___ SUPPLIED INFORMATION ___
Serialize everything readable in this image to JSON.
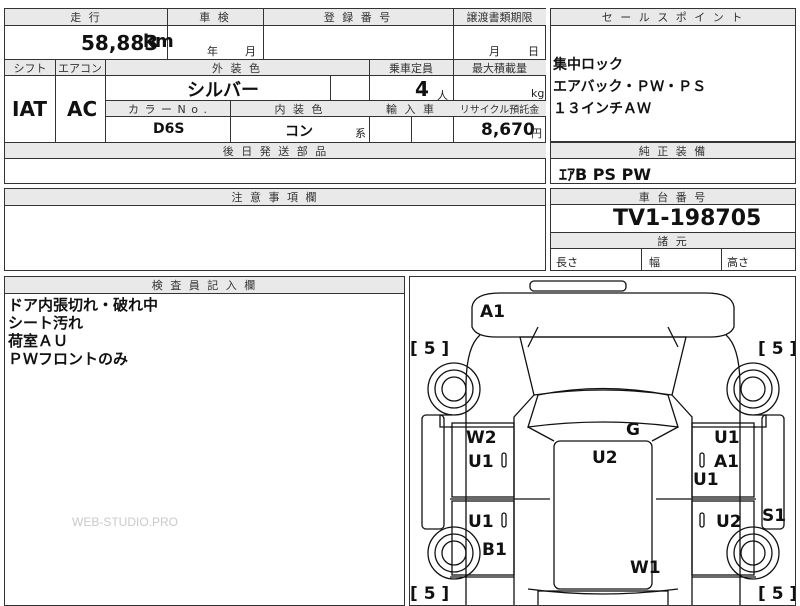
{
  "left_top": {
    "mileage_header": "走 行",
    "inspection_header": "車 検",
    "registration_header": "登 録 番 号",
    "transfer_header": "譲渡書類期限",
    "mileage_value": "58,883",
    "mileage_unit": "km",
    "inspection_year_unit": "年",
    "inspection_month_unit": "月",
    "transfer_month_unit": "月",
    "transfer_day_unit": "日",
    "shift_header": "シフト",
    "aircon_header": "エアコン",
    "exterior_color_header": "外 装 色",
    "capacity_header": "乗車定員",
    "max_load_header": "最大積載量",
    "shift_value": "IAT",
    "aircon_value": "AC",
    "exterior_color_value": "シルバー",
    "capacity_value": "4",
    "capacity_unit": "人",
    "max_load_unit": "kg",
    "color_no_header": "カ ラ ー N o .",
    "interior_color_header": "内 装 色",
    "import_header": "輸 入 車",
    "recycle_header": "リサイクル預託金",
    "color_no_value": "D6S",
    "interior_color_value": "コン",
    "interior_color_suffix": "系",
    "recycle_value": "8,670",
    "recycle_unit": "円",
    "later_parts_header": "後 日 発 送 部 品"
  },
  "sales_points": {
    "header": "セ ー ル ス ポ イ ン ト",
    "lines": [
      "集中ロック",
      "エアバック・ＰＷ・ＰＳ",
      "１３インチＡＷ"
    ]
  },
  "equipment": {
    "header": "純 正 装 備",
    "value": "ｴｱB PS PW"
  },
  "caution": {
    "header": "注 意 事 項 欄"
  },
  "chassis": {
    "header": "車 台 番 号",
    "value": "TV1-198705",
    "dims_header": "諸 元",
    "length_label": "長さ",
    "width_label": "幅",
    "height_label": "高さ"
  },
  "inspector": {
    "header": "検 査 員 記 入 欄",
    "lines": [
      "ドア内張切れ・破れ中",
      "シート汚れ",
      "荷室ＡＵ",
      "ＰＷフロントのみ"
    ]
  },
  "diagram": {
    "tire_label": "[ 5 ]",
    "codes": {
      "a1_top": "A1",
      "w2": "W2",
      "u1_left_top": "U1",
      "u1_left_bottom": "U1",
      "b1": "B1",
      "g": "G",
      "u2_center": "U2",
      "w1": "W1",
      "u1_right_top": "U1",
      "a1_right": "A1",
      "u1_right_mid": "U1",
      "u2_right": "U2",
      "s1": "S1"
    }
  },
  "watermark": "WEB-STUDIO.PRO"
}
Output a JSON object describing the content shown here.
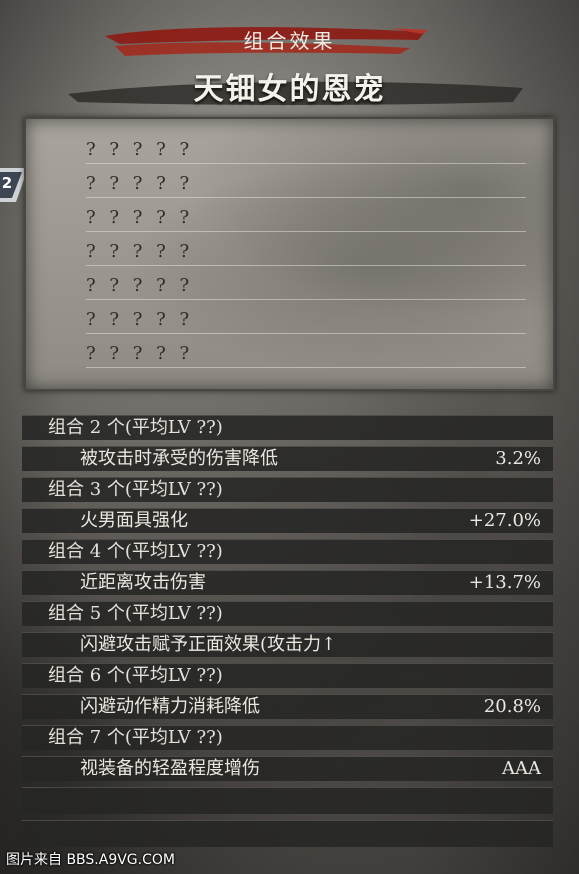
{
  "header": {
    "label": "组合效果",
    "title": "天钿女的恩宠"
  },
  "side_tab": {
    "number": "2"
  },
  "slots": [
    "? ? ? ? ?",
    "? ? ? ? ?",
    "? ? ? ? ?",
    "? ? ? ? ?",
    "? ? ? ? ?",
    "? ? ? ? ?",
    "? ? ? ? ?"
  ],
  "effects": [
    {
      "group": "组合 2 个(平均LV  ??)",
      "label": "被攻击时承受的伤害降低",
      "value": "3.2%"
    },
    {
      "group": "组合 3 个(平均LV  ??)",
      "label": "火男面具强化",
      "value": "+27.0%"
    },
    {
      "group": "组合 4 个(平均LV  ??)",
      "label": "近距离攻击伤害",
      "value": "+13.7%"
    },
    {
      "group": "组合 5 个(平均LV  ??)",
      "label": "闪避攻击赋予正面效果(攻击力↑",
      "value": ""
    },
    {
      "group": "组合 6 个(平均LV  ??)",
      "label": "闪避动作精力消耗降低",
      "value": "20.8%"
    },
    {
      "group": "组合 7 个(平均LV  ??)",
      "label": "视装备的轻盈程度增伤",
      "value": "AAA"
    }
  ],
  "watermark": "图片来自 BBS.A9VG.COM",
  "colors": {
    "brush_red": "#9a1a12",
    "row_bg": "#262524",
    "parchment": "#9c9891"
  }
}
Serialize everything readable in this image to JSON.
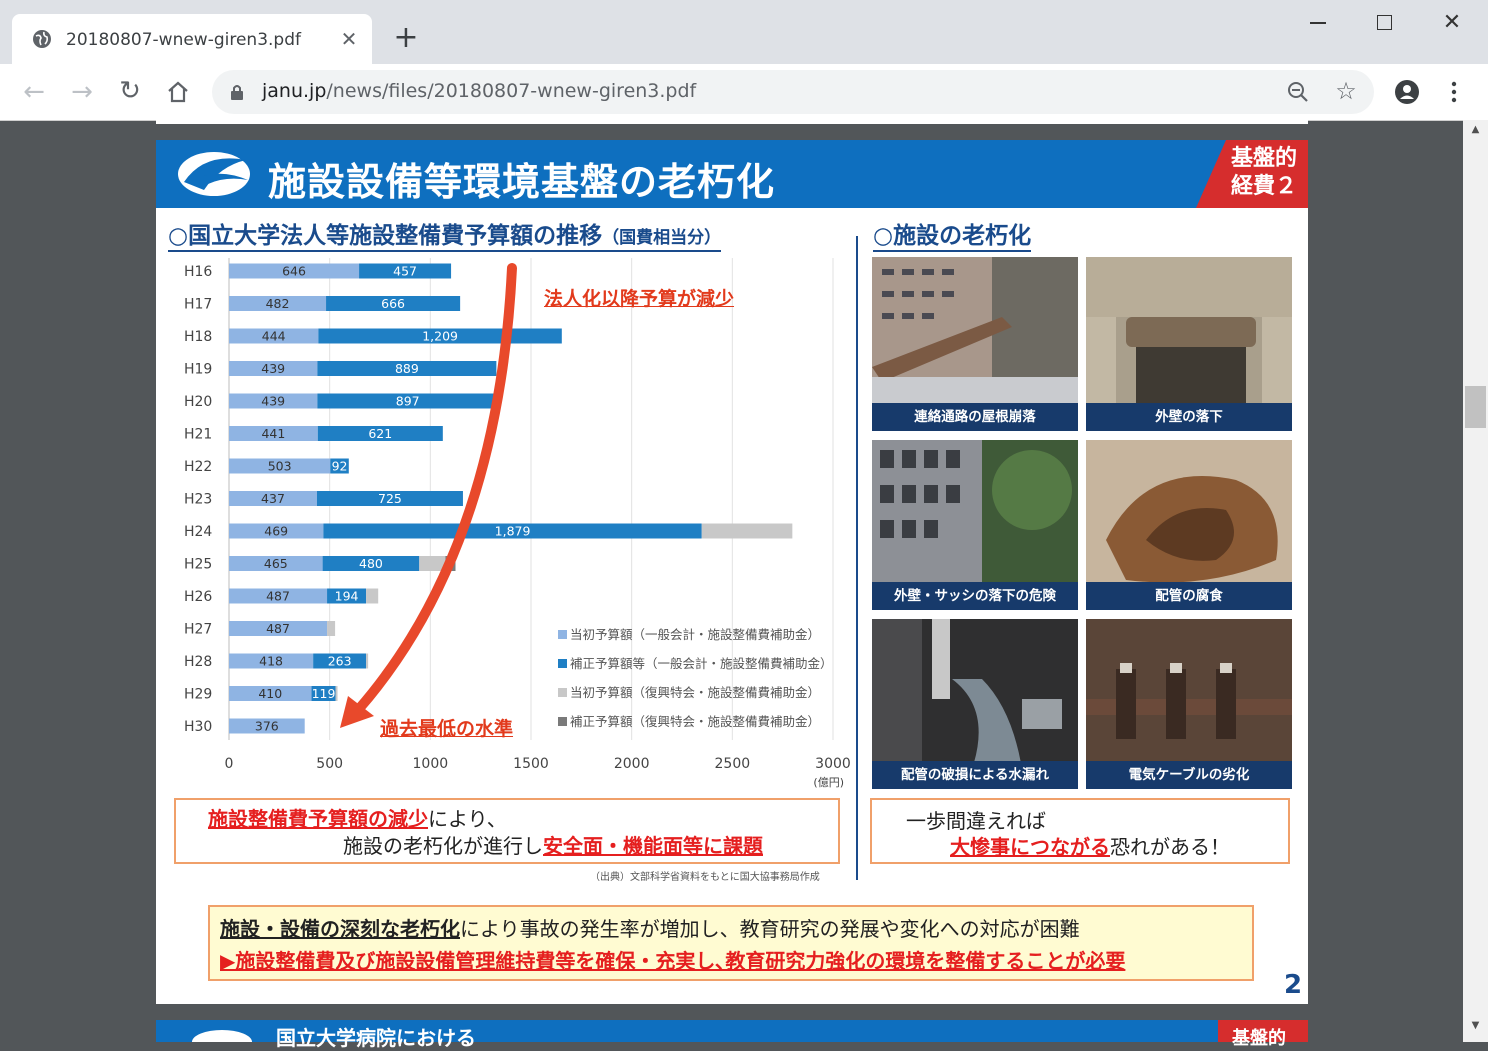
{
  "browser": {
    "tab_title": "20180807-wnew-giren3.pdf",
    "url_host": "janu.jp",
    "url_path": "/news/files/20180807-wnew-giren3.pdf"
  },
  "slide": {
    "title": "施設設備等環境基盤の老朽化",
    "badge_line1": "基盤的",
    "badge_line2": "経費２",
    "left_title": "○国立大学法人等施設整備費予算額の推移",
    "left_title_paren": "（国費相当分）",
    "right_title": "○施設の老朽化",
    "callout_top": "法人化以降予算が減少",
    "callout_bottom": "過去最低の水準",
    "box_left": {
      "red1": "施設整備費予算額の減少",
      "t1": "により、",
      "t2": "施設の老朽化が進行し",
      "red2": "安全面・機能面等に課題"
    },
    "box_right": {
      "t1": "一歩間違えれば",
      "red": "大惨事につながる",
      "t2": "恐れがある！"
    },
    "source": "（出典）文部科学省資料をもとに国大協事務局作成",
    "bottom": {
      "bold": "施設・設備の深刻な老朽化",
      "rest": "により事故の発生率が増加し、教育研究の発展や変化への対応が困難",
      "line2": "▶施設整備費及び施設設備管理維持費等を確保・充実し､教育研究力強化の環境を整備することが必要"
    },
    "page_number": "2",
    "next_slide_title": "国立大学病院における",
    "next_badge": "基盤的",
    "photos": [
      {
        "caption": "連絡通路の屋根崩落"
      },
      {
        "caption": "外壁の落下"
      },
      {
        "caption": "外壁・サッシの落下の危険"
      },
      {
        "caption": "配管の腐食"
      },
      {
        "caption": "配管の破損による水漏れ"
      },
      {
        "caption": "電気ケーブルの劣化"
      }
    ]
  },
  "chart_data": {
    "type": "bar",
    "orientation": "horizontal",
    "stacked": true,
    "categories": [
      "H16",
      "H17",
      "H18",
      "H19",
      "H20",
      "H21",
      "H22",
      "H23",
      "H24",
      "H25",
      "H26",
      "H27",
      "H28",
      "H29",
      "H30"
    ],
    "series": [
      {
        "name": "当初予算額（一般会計・施設整備費補助金）",
        "color": "#8fb4e3",
        "values": [
          646,
          482,
          444,
          439,
          439,
          441,
          503,
          437,
          469,
          465,
          487,
          487,
          418,
          410,
          376
        ],
        "labels": [
          "646",
          "482",
          "444",
          "439",
          "439",
          "441",
          "503",
          "437",
          "469",
          "465",
          "487",
          "487",
          "418",
          "410",
          "376"
        ]
      },
      {
        "name": "補正予算額等（一般会計・施設整備費補助金）",
        "color": "#1f7fc4",
        "values": [
          457,
          666,
          1209,
          889,
          897,
          621,
          92,
          725,
          1879,
          480,
          194,
          0,
          263,
          119,
          0
        ],
        "labels": [
          "457",
          "666",
          "1,209",
          "889",
          "897",
          "621",
          "92",
          "725",
          "1,879",
          "480",
          "194",
          "",
          "263",
          "119",
          ""
        ]
      },
      {
        "name": "当初予算額（復興特会・施設整備費補助金）",
        "color": "#c8c8c8",
        "values": [
          0,
          0,
          0,
          0,
          0,
          0,
          0,
          0,
          450,
          130,
          60,
          40,
          10,
          10,
          0
        ],
        "labels": [
          "",
          "",
          "",
          "",
          "",
          "",
          "",
          "",
          "",
          "",
          "",
          "",
          "",
          "",
          ""
        ]
      },
      {
        "name": "補正予算額（復興特会・施設整備費補助金）",
        "color": "#7a7a7a",
        "values": [
          0,
          0,
          0,
          0,
          0,
          0,
          0,
          0,
          0,
          50,
          0,
          0,
          0,
          0,
          0
        ],
        "labels": [
          "",
          "",
          "",
          "",
          "",
          "",
          "",
          "",
          "",
          "",
          "",
          "",
          "",
          "",
          ""
        ]
      }
    ],
    "xlim": [
      0,
      3000
    ],
    "xticks": [
      "0",
      "500",
      "1000",
      "1500",
      "2000",
      "2500",
      "3000"
    ],
    "xunit": "(億円)",
    "grid": true,
    "legend_position": "bottom-right"
  }
}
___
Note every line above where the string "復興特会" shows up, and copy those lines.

__PROBLEM SOLUTION__
        "name": "当初予算額（復興特会・施設整備費補助金）",
        "name": "補正予算額（復興特会・施設整備費補助金）",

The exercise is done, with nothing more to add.